Oh boy. Finally a new release that I can TOTALLY love. Where to start? Maybe with writer and director Shane Black, adored by buddy movie fanboys everywhere, last seen helming the Christmas event movie (released in summer…) that was Iron Man 3, replete with brilliantly written roles for children, something we really see here in excelsis. Previously he made the other Brett Halliday-inspired neo-noir, the eccentric, puzzling, self-conscious and occasionally laugh out loud Kiss Kiss Bang Bang, with Robert Downey when he was on his uppers, helping him get his rep back – and isn’t Downey the most extravagantly talented actor of the past 25 years? We’re back in Halliday territory again with a noirish Seventies LA-set smoggy private eye fest with nods to everything from Chinatown to Boogie Nights, hilarious violent set-pieces, crazy dialogue, outrageous jokes, amazingly choreographed action and a brilliantly funny performance by Ryan Gosling, channeling everyone from Lou Costello to Buster Keaton.
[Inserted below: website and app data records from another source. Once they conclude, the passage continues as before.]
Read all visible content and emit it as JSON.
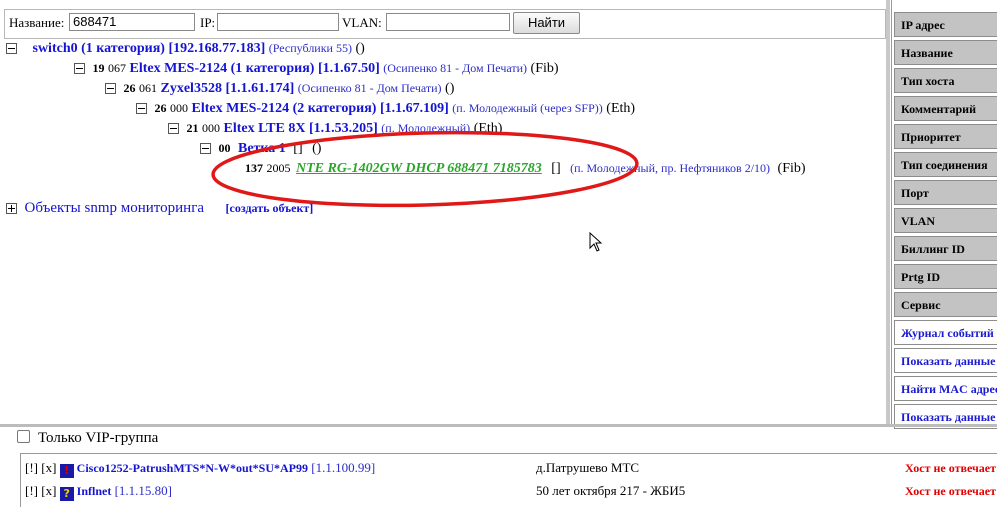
{
  "search": {
    "name_label": "Название:",
    "name_value": "688471",
    "ip_label": "IP:",
    "ip_value": "",
    "vlan_label": "VLAN:",
    "vlan_value": "",
    "submit_label": "Найти"
  },
  "tree": {
    "switch0": {
      "title": "switch0 (1 категория)",
      "ip": "[192.168.77.183]",
      "addr": "(Республики 55)",
      "extra": "()"
    },
    "n1": {
      "num": "19",
      "code": "067",
      "title": "Eltex MES-2124 (1 категория)",
      "ip": "[1.1.67.50]",
      "addr": "(Осипенко 81 - Дом Печати)",
      "extra": "(Fib)"
    },
    "n2": {
      "num": "26",
      "code": "061",
      "title": "Zyxel3528",
      "ip": "[1.1.61.174]",
      "addr": "(Осипенко 81 - Дом Печати)",
      "extra": "()"
    },
    "n3": {
      "num": "26",
      "code": "000",
      "title": "Eltex MES-2124 (2 категория)",
      "ip": "[1.1.67.109]",
      "addr": "(п. Молодежный (через SFP))",
      "extra": "(Eth)"
    },
    "n4": {
      "num": "21",
      "code": "000",
      "title": "Eltex LTE 8X",
      "ip": "[1.1.53.205]",
      "addr": "(п. Молодежный)",
      "extra": "(Eth)"
    },
    "n5": {
      "num": "00",
      "title": "Ветка 1",
      "ip": "[]",
      "extra": "()"
    },
    "n6": {
      "num": "137",
      "code": "2005",
      "title": "NTE RG-1402GW DHCP 688471 7185783",
      "ip": "[]",
      "addr": "(п. Молодежный, пр. Нефтяников 2/10)",
      "extra": "(Fib)"
    },
    "snmp": {
      "title": "Объекты snmp мониторинга",
      "create": "[создать объект]"
    }
  },
  "panel": {
    "buttons": [
      "IP адрес",
      "Название",
      "Тип хоста",
      "Комментарий",
      "Приоритет",
      "Тип соединения",
      "Порт",
      "VLAN",
      "Биллинг ID",
      "Prtg ID",
      "Сервис"
    ],
    "links": [
      "Журнал событий",
      "Показать данные",
      "Найти MAC адрес",
      "Показать данные"
    ]
  },
  "vip": {
    "label": "Только VIP-группа"
  },
  "list": [
    {
      "ctl1": "[!]",
      "ctl2": "[x]",
      "icon": "error-icon",
      "name": "Cisco1252-PatrushMTS*N-W*out*SU*AP99",
      "ip": "[1.1.100.99]",
      "location": "д.Патрушево МТС",
      "status": "Хост не отвечает"
    },
    {
      "ctl1": "[!]",
      "ctl2": "[x]",
      "icon": "question-icon",
      "name": "Inflnet",
      "ip": "[1.1.15.80]",
      "location": "50 лет октября 217 - ЖБИ5",
      "status": "Хост не отвечает"
    }
  ],
  "colors": {
    "highlight_ellipse": "#e01818",
    "link_blue": "#1414d2",
    "status_red": "#e00000",
    "green_link": "#2aa62a"
  }
}
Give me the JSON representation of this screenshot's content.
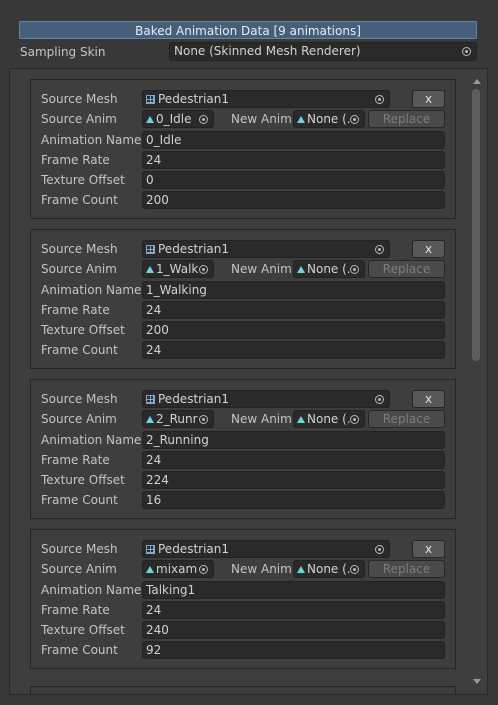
{
  "header": {
    "title": "Baked Animation Data [9 animations]"
  },
  "sampling_skin": {
    "label": "Sampling Skin",
    "value": "None (Skinned Mesh Renderer)"
  },
  "labels": {
    "source_mesh": "Source Mesh",
    "source_anim": "Source Anim",
    "new_anim": "New Anim",
    "animation_name": "Animation Name",
    "frame_rate": "Frame Rate",
    "texture_offset": "Texture Offset",
    "frame_count": "Frame Count",
    "remove_button": "x",
    "replace_button": "Replace",
    "new_anim_value": "None (."
  },
  "animations": [
    {
      "source_mesh": "Pedestrian1",
      "source_anim": "0_Idle",
      "animation_name": "0_Idle",
      "frame_rate": "24",
      "texture_offset": "0",
      "frame_count": "200"
    },
    {
      "source_mesh": "Pedestrian1",
      "source_anim": "1_Walk",
      "animation_name": "1_Walking",
      "frame_rate": "24",
      "texture_offset": "200",
      "frame_count": "24"
    },
    {
      "source_mesh": "Pedestrian1",
      "source_anim": "2_Runr",
      "animation_name": "2_Running",
      "frame_rate": "24",
      "texture_offset": "224",
      "frame_count": "16"
    },
    {
      "source_mesh": "Pedestrian1",
      "source_anim": "mixam",
      "animation_name": "Talking1",
      "frame_rate": "24",
      "texture_offset": "240",
      "frame_count": "92"
    }
  ],
  "icons": {
    "mesh": "mesh-grid-icon",
    "anim": "animation-clip-icon",
    "picker": "object-picker-icon"
  },
  "colors": {
    "header_bg": "#46607c",
    "anim_icon": "#6cd4e0",
    "panel_bg": "#3e3e3e",
    "field_bg": "#2a2a2a"
  }
}
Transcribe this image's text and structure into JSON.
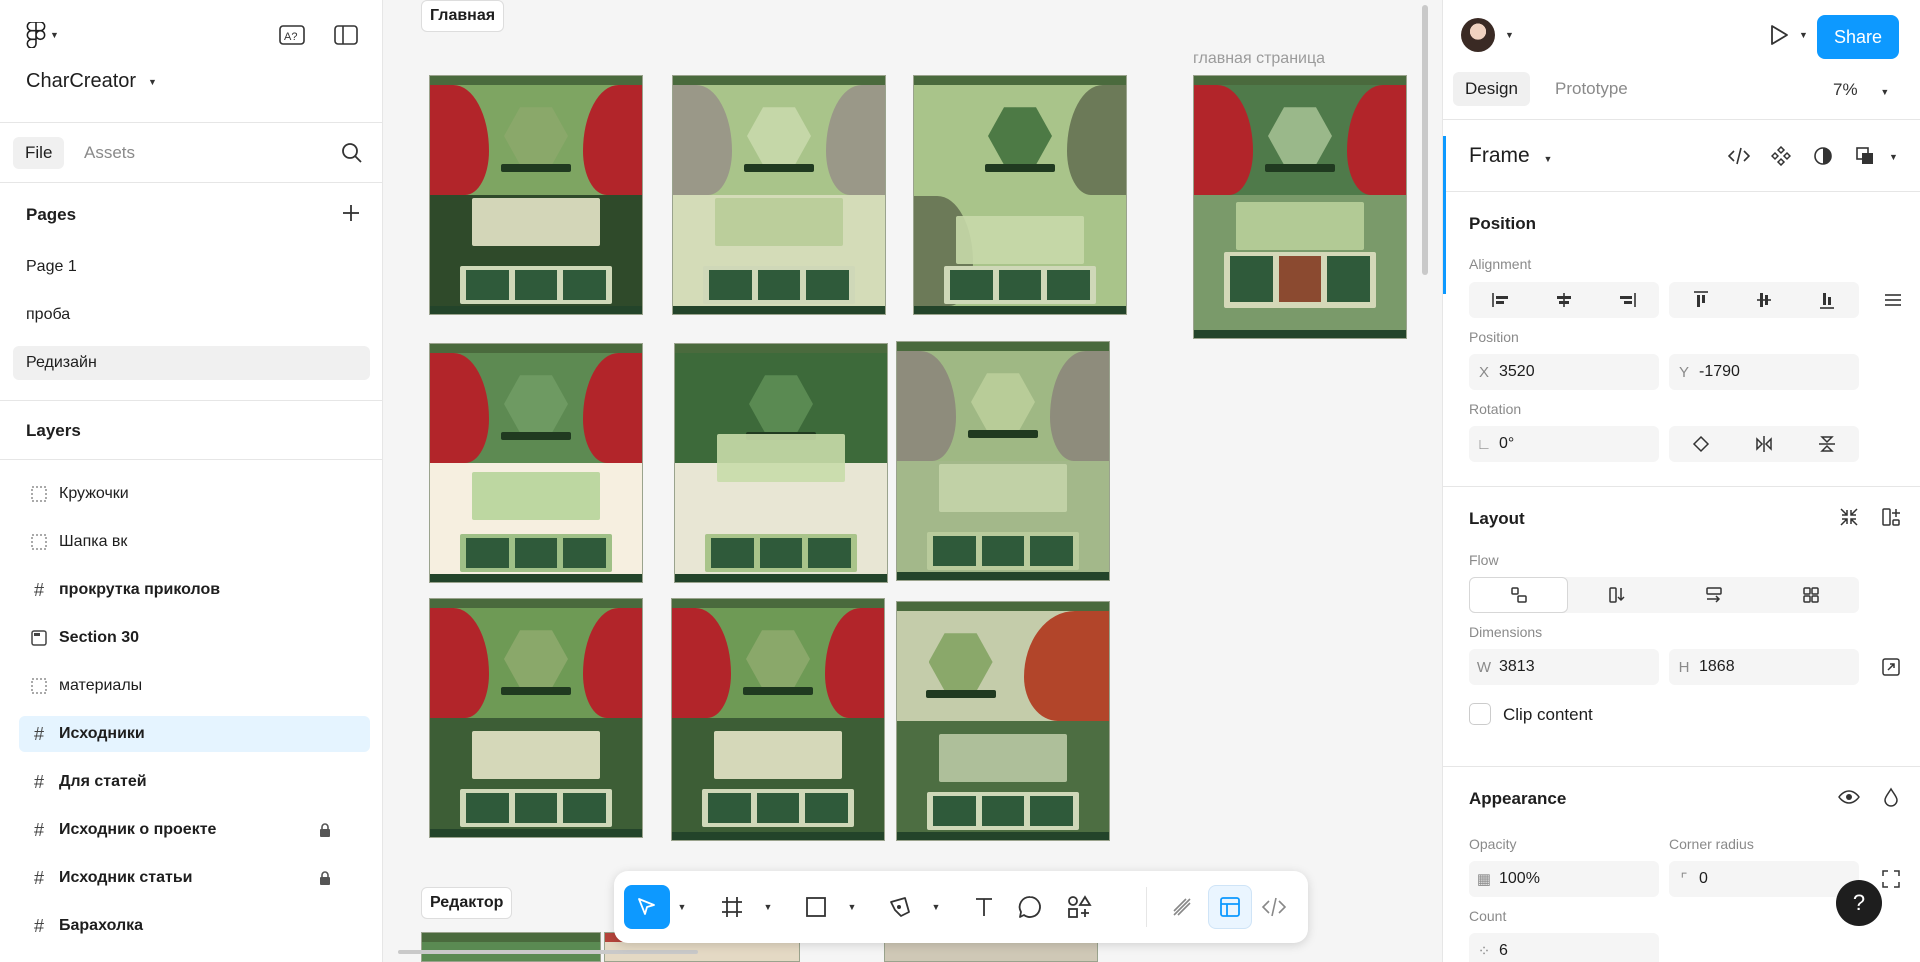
{
  "app": {
    "project_name": "CharCreator",
    "left_tabs": [
      "File",
      "Assets"
    ],
    "pages_title": "Pages",
    "pages": [
      "Page 1",
      "проба",
      "Редизайн"
    ],
    "layers_title": "Layers",
    "layers": [
      {
        "name": "Кружочки",
        "icon": "dashed-frame-icon",
        "bold": false,
        "locked": false
      },
      {
        "name": "Шапка вк",
        "icon": "dashed-frame-icon",
        "bold": false,
        "locked": false
      },
      {
        "name": "прокрутка приколов",
        "icon": "frame-hash-icon",
        "bold": true,
        "locked": false
      },
      {
        "name": "Section 30",
        "icon": "section-icon",
        "bold": true,
        "locked": false
      },
      {
        "name": "материалы",
        "icon": "dashed-frame-icon",
        "bold": false,
        "locked": false
      },
      {
        "name": "Исходники",
        "icon": "frame-hash-icon",
        "bold": true,
        "locked": false
      },
      {
        "name": "Для статей",
        "icon": "frame-hash-icon",
        "bold": true,
        "locked": false
      },
      {
        "name": "Исходник о проекте",
        "icon": "frame-hash-icon",
        "bold": true,
        "locked": true
      },
      {
        "name": "Исходник статьи",
        "icon": "frame-hash-icon",
        "bold": true,
        "locked": true
      },
      {
        "name": "Барахолка",
        "icon": "frame-hash-icon",
        "bold": true,
        "locked": false
      }
    ]
  },
  "canvas": {
    "section_main": "Главная",
    "section_editor": "Редактор",
    "frame_label": "главная страница",
    "palette": {
      "dark_green": "#2f4a2a",
      "mid_green": "#7ea562",
      "light_green": "#a9c48a",
      "cream": "#f6efe0",
      "red_skin": "#b2252a",
      "grey_skin": "#9a9888"
    }
  },
  "toolbar": {
    "tools": [
      "move-tool-icon",
      "frame-tool-icon",
      "rectangle-tool-icon",
      "pen-tool-icon",
      "text-tool-icon",
      "comment-tool-icon",
      "actions-icon",
      "draw-mode-icon",
      "design-mode-icon",
      "dev-mode-icon"
    ]
  },
  "design": {
    "share_label": "Share",
    "tabs": [
      "Design",
      "Prototype"
    ],
    "zoom": "7%",
    "frame_label": "Frame",
    "position_title": "Position",
    "alignment_label": "Alignment",
    "position_label": "Position",
    "x_prefix": "X",
    "x": "3520",
    "y_prefix": "Y",
    "y": "-1790",
    "rotation_label": "Rotation",
    "rotation": "0°",
    "layout_title": "Layout",
    "flow_label": "Flow",
    "dimensions_label": "Dimensions",
    "w_prefix": "W",
    "w": "3813",
    "h_prefix": "H",
    "h": "1868",
    "clip_label": "Clip content",
    "appearance_title": "Appearance",
    "opacity_label": "Opacity",
    "opacity": "100%",
    "radius_label": "Corner radius",
    "radius": "0",
    "count_label": "Count",
    "count": "6",
    "help": "?"
  }
}
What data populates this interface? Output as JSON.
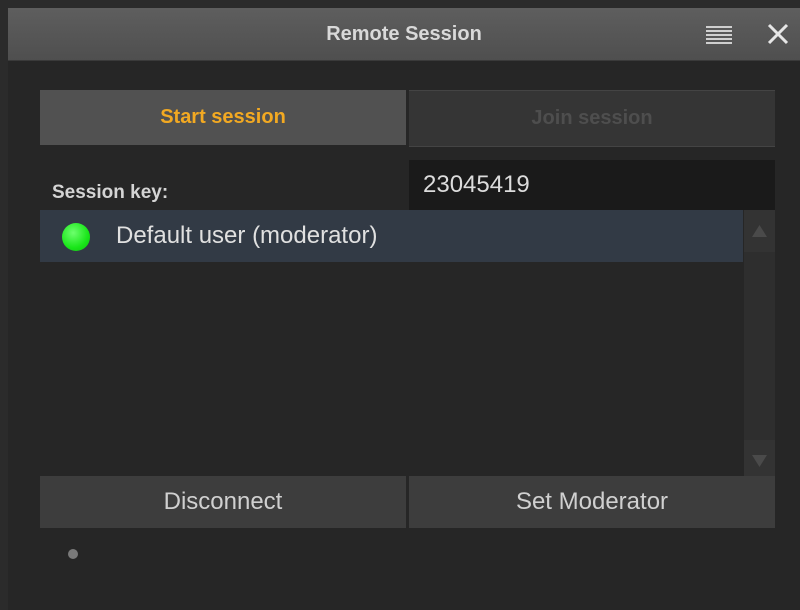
{
  "window": {
    "title": "Remote Session"
  },
  "tabs": [
    {
      "label": "Start session",
      "active": true
    },
    {
      "label": "Join session",
      "active": false
    }
  ],
  "session": {
    "key_label": "Session key:",
    "key_value": "23045419"
  },
  "users": [
    {
      "name": "Default user (moderator)",
      "status": "online",
      "status_color": "#19e619"
    }
  ],
  "buttons": {
    "disconnect": "Disconnect",
    "set_moderator": "Set Moderator"
  },
  "icons": {
    "menu": "hamburger-menu-icon",
    "close": "close-icon",
    "scroll_up": "triangle-up-icon",
    "scroll_down": "triangle-down-icon"
  },
  "colors": {
    "accent": "#f2a922",
    "selection": "#323a45",
    "online": "#19e619"
  }
}
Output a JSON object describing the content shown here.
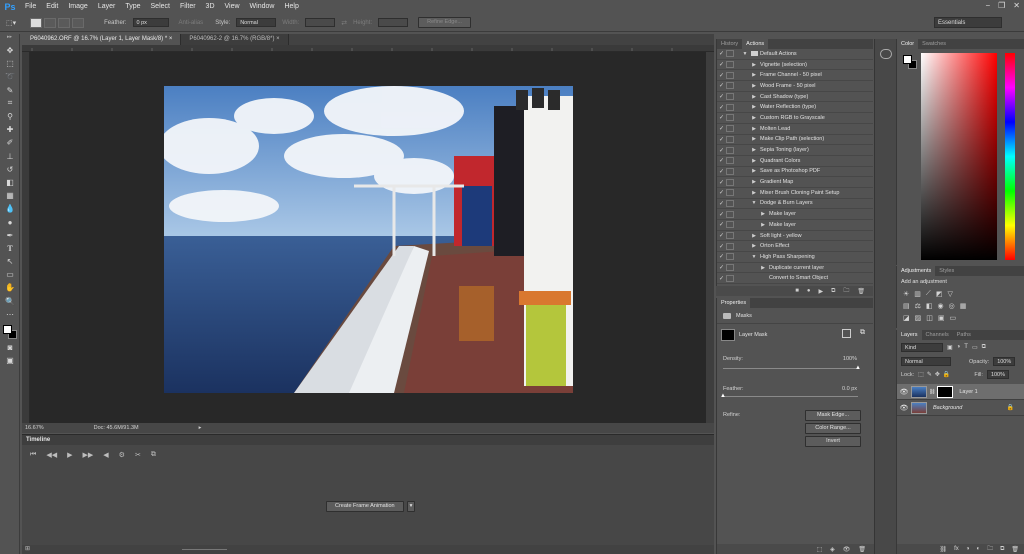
{
  "app": {
    "logo": "Ps"
  },
  "menu": [
    "File",
    "Edit",
    "Image",
    "Layer",
    "Type",
    "Select",
    "Filter",
    "3D",
    "View",
    "Window",
    "Help"
  ],
  "window_controls": [
    "−",
    "❐",
    "✕"
  ],
  "options": {
    "feather_label": "Feather:",
    "feather_value": "0 px",
    "antialias_label": "Anti-alias",
    "style_label": "Style:",
    "style_value": "Normal",
    "width_label": "Width:",
    "height_label": "Height:",
    "refine_edge": "Refine Edge...",
    "workspace": "Essentials"
  },
  "tabs": [
    {
      "label": "P6040962.ORF @ 16.7% (Layer 1, Layer Mask/8) *",
      "close": "×"
    },
    {
      "label": "P6040962-2 @ 16.7% (RGB/8*)",
      "close": "×"
    }
  ],
  "status": {
    "zoom": "16.67%",
    "doc": "Doc: 45.6M/91.3M"
  },
  "timeline": {
    "title": "Timeline",
    "create_button": "Create Frame Animation",
    "controls": [
      "⏮",
      "◀◀",
      "▶",
      "▶▶",
      "◀",
      "⚙",
      "✂",
      "⧉"
    ],
    "footer": "⊞"
  },
  "actions_panel": {
    "tabs": [
      "History",
      "Actions"
    ],
    "rows": [
      {
        "label": "Default Actions",
        "indent": 0,
        "tri": "▼",
        "folder": true
      },
      {
        "label": "Vignette (selection)",
        "indent": 1,
        "tri": "▶"
      },
      {
        "label": "Frame Channel - 50 pixel",
        "indent": 1,
        "tri": "▶"
      },
      {
        "label": "Wood Frame - 50 pixel",
        "indent": 1,
        "tri": "▶"
      },
      {
        "label": "Cast Shadow (type)",
        "indent": 1,
        "tri": "▶"
      },
      {
        "label": "Water Reflection (type)",
        "indent": 1,
        "tri": "▶"
      },
      {
        "label": "Custom RGB to Grayscale",
        "indent": 1,
        "tri": "▶"
      },
      {
        "label": "Molten Lead",
        "indent": 1,
        "tri": "▶"
      },
      {
        "label": "Make Clip Path (selection)",
        "indent": 1,
        "tri": "▶"
      },
      {
        "label": "Sepia Toning (layer)",
        "indent": 1,
        "tri": "▶"
      },
      {
        "label": "Quadrant Colors",
        "indent": 1,
        "tri": "▶"
      },
      {
        "label": "Save as Photoshop PDF",
        "indent": 1,
        "tri": "▶"
      },
      {
        "label": "Gradient Map",
        "indent": 1,
        "tri": "▶"
      },
      {
        "label": "Mixer Brush Cloning Paint Setup",
        "indent": 1,
        "tri": "▶"
      },
      {
        "label": "Dodge & Burn Layers",
        "indent": 1,
        "tri": "▼"
      },
      {
        "label": "Make layer",
        "indent": 2,
        "tri": "▶"
      },
      {
        "label": "Make layer",
        "indent": 2,
        "tri": "▶"
      },
      {
        "label": "Soft light - yellow",
        "indent": 1,
        "tri": "▶"
      },
      {
        "label": "Orton Effect",
        "indent": 1,
        "tri": "▶"
      },
      {
        "label": "High Pass Sharpening",
        "indent": 1,
        "tri": "▼"
      },
      {
        "label": "Duplicate current layer",
        "indent": 2,
        "tri": "▶"
      },
      {
        "label": "Convert to Smart Object",
        "indent": 2,
        "tri": ""
      }
    ],
    "footer_icons": [
      "■",
      "●",
      "▶",
      "⧉",
      "🗀",
      "🗑"
    ]
  },
  "properties": {
    "title": "Properties",
    "section": "Masks",
    "mask_label": "Layer Mask",
    "density_label": "Density:",
    "density_value": "100%",
    "density": 1.0,
    "feather_label": "Feather:",
    "feather_value": "0.0 px",
    "feather": 0.0,
    "refine_label": "Refine:",
    "mask_edge": "Mask Edge...",
    "color_range": "Color Range...",
    "invert": "Invert"
  },
  "color_panel": {
    "tabs": [
      "Color",
      "Swatches"
    ]
  },
  "adjustments": {
    "tabs": [
      "Adjustments",
      "Styles"
    ],
    "subtitle": "Add an adjustment"
  },
  "layers_panel": {
    "tabs": [
      "Layers",
      "Channels",
      "Paths"
    ],
    "filter": "Kind",
    "blend": "Normal",
    "opacity_label": "Opacity:",
    "opacity": "100%",
    "lock_label": "Lock:",
    "fill_label": "Fill:",
    "fill": "100%",
    "layers": [
      {
        "name": "Layer 1",
        "selected": true,
        "has_mask": true
      },
      {
        "name": "Background",
        "selected": false,
        "locked": true
      }
    ],
    "footer_icons": [
      "⛓",
      "fx",
      "◑",
      "◐",
      "🗀",
      "⧉",
      "🗑"
    ]
  }
}
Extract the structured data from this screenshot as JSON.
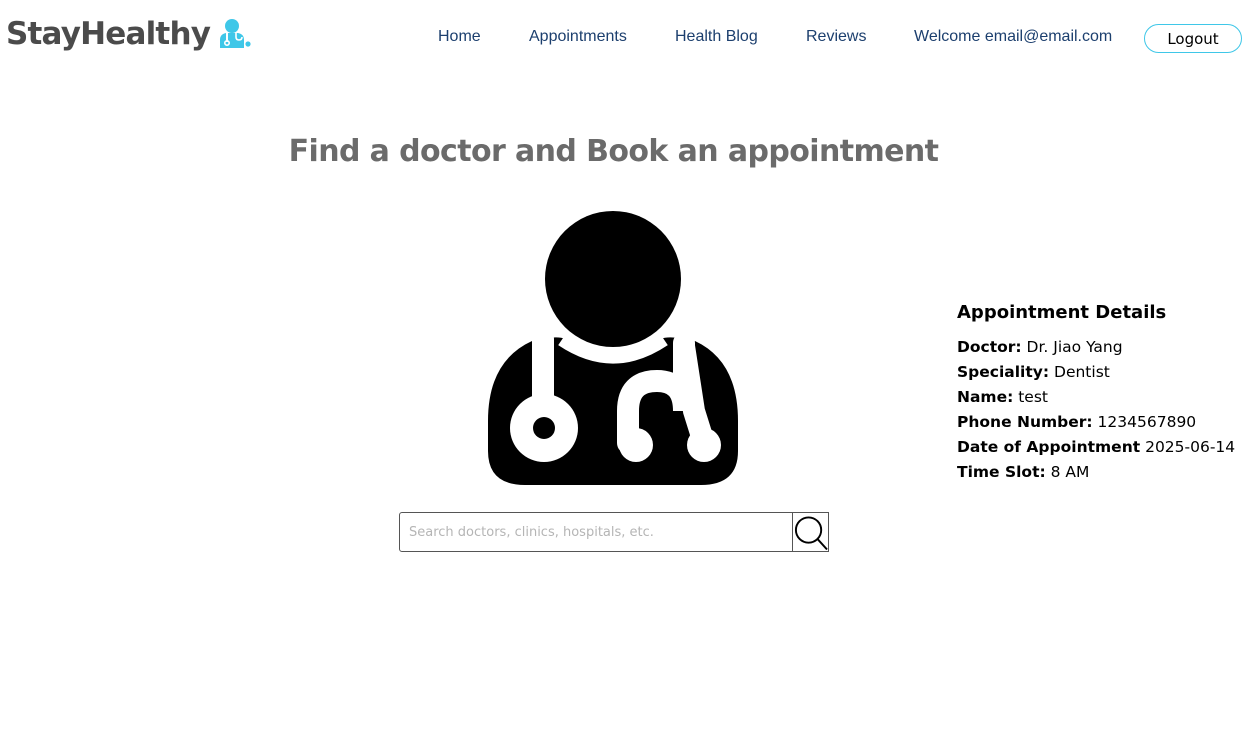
{
  "brand": {
    "name": "StayHealthy",
    "icon": "doctor-icon",
    "icon_color": "#3fc7e8"
  },
  "nav": {
    "home": "Home",
    "appointments": "Appointments",
    "health_blog": "Health Blog",
    "reviews": "Reviews",
    "welcome": "Welcome email@email.com",
    "logout": "Logout"
  },
  "main": {
    "headline": "Find a doctor and Book an appointment",
    "illustration": "doctor-stethoscope-icon",
    "search": {
      "placeholder": "Search doctors, clinics, hospitals, etc.",
      "button_icon": "search-icon"
    }
  },
  "appointment": {
    "title": "Appointment Details",
    "fields": [
      {
        "label": "Doctor:",
        "value": "Dr. Jiao Yang"
      },
      {
        "label": "Speciality:",
        "value": "Dentist"
      },
      {
        "label": "Name:",
        "value": "test"
      },
      {
        "label": "Phone Number:",
        "value": "1234567890"
      },
      {
        "label": "Date of Appointment",
        "value": "2025-06-14"
      },
      {
        "label": "Time Slot:",
        "value": "8 AM"
      }
    ]
  },
  "colors": {
    "brand_text": "#4b4b4b",
    "nav_link": "#1c3f6e",
    "accent": "#3fc7e8",
    "headline": "#6b6b6b"
  }
}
He’s the hard-up PI Holland March, hired to find Lois Smith’s niece, porn star, Misty Mountains, whom we’ve seen die in a spectacular car crash in the film’s first few minutes. He crosses paths with Jackson Healy (a pleasantly plump Russell Crowe) who’s been hired by a young woman Amelia (Margaret Qualley) NOT to be found and who soon mysteriously disappears. He sustains horrible injuries which make him go around LA trying to avoid being hurt and one of the big running jokes is how hard he is to kill – he literally falls on things you will not believe: he’s a dumbass who comes to believe in his own invincibility and ultimately, you have to admit he might have reason. But he’s a witless widower whose lack of a sense of smell caused his wife’s death. The men realise that these women’s lives have crossed in the porn world, which is when our mismatched protagonists decide to pool resources, with March’s supersmart kid Holly (Angourie Rice) watching them aghast from the sidelines as they are constantly on the verge of screwing up everything. Kim Basinger shows up (her first re-teaming with Crowe since LA Confidential) in a small but pivotal and appositely corrupt role connected with the Department of Justice and the motor industry. Meanwhile Healy has to avoid being killed by psychopathic hitman John Boy – and we’re not talking about The Waltons, though everyone here does – played by ridiculously perfect gay icon Matt Bomer. The entire sociology of LA seems to be critiqued along with American industry at the same time as the city is being held up as an ornament of wonder while the mysteries of masculine pathology are examined, trashed and given a right kick in the you know whats. What an astonishing part little Angourie Rice plays – Black may be the best writer of children roles, which is an astonishing claim perhaps but watch this and you’ll see what I mean. It’s a lateral reference to Tatum O’Neal in Paper Moon, one of the great films of the era. If you don’t love it you’re probably hidebound by PC-ness and a lack of humour. At last – this is one of the few films out there that isn’t dependent on selling you comics or live-action figures against a background of a 9/11 simulacrum minus the Arabs. Gosling is just great in a comic role and Crowe is absolutely on it as the enforcer who only ever felt good inflicting violence. The management of tone given the plethora of ingredients is astonishing. We end, unsurprisingly, at Black’s favourite time of year – really, has anyone thought of doing a study of Shane Black’s Christmas stories? The stunt choreographer alone should get an Academy Award and Oscar-winning Valli O’Reilly did the makeup. Black even got Warners to let him use their old Saul Bass-designed ‘W’ logo – so we know we’re in safe hands. And the soundtrack is, you know, to die for. Way to go young porno lady!!!! Film of the year!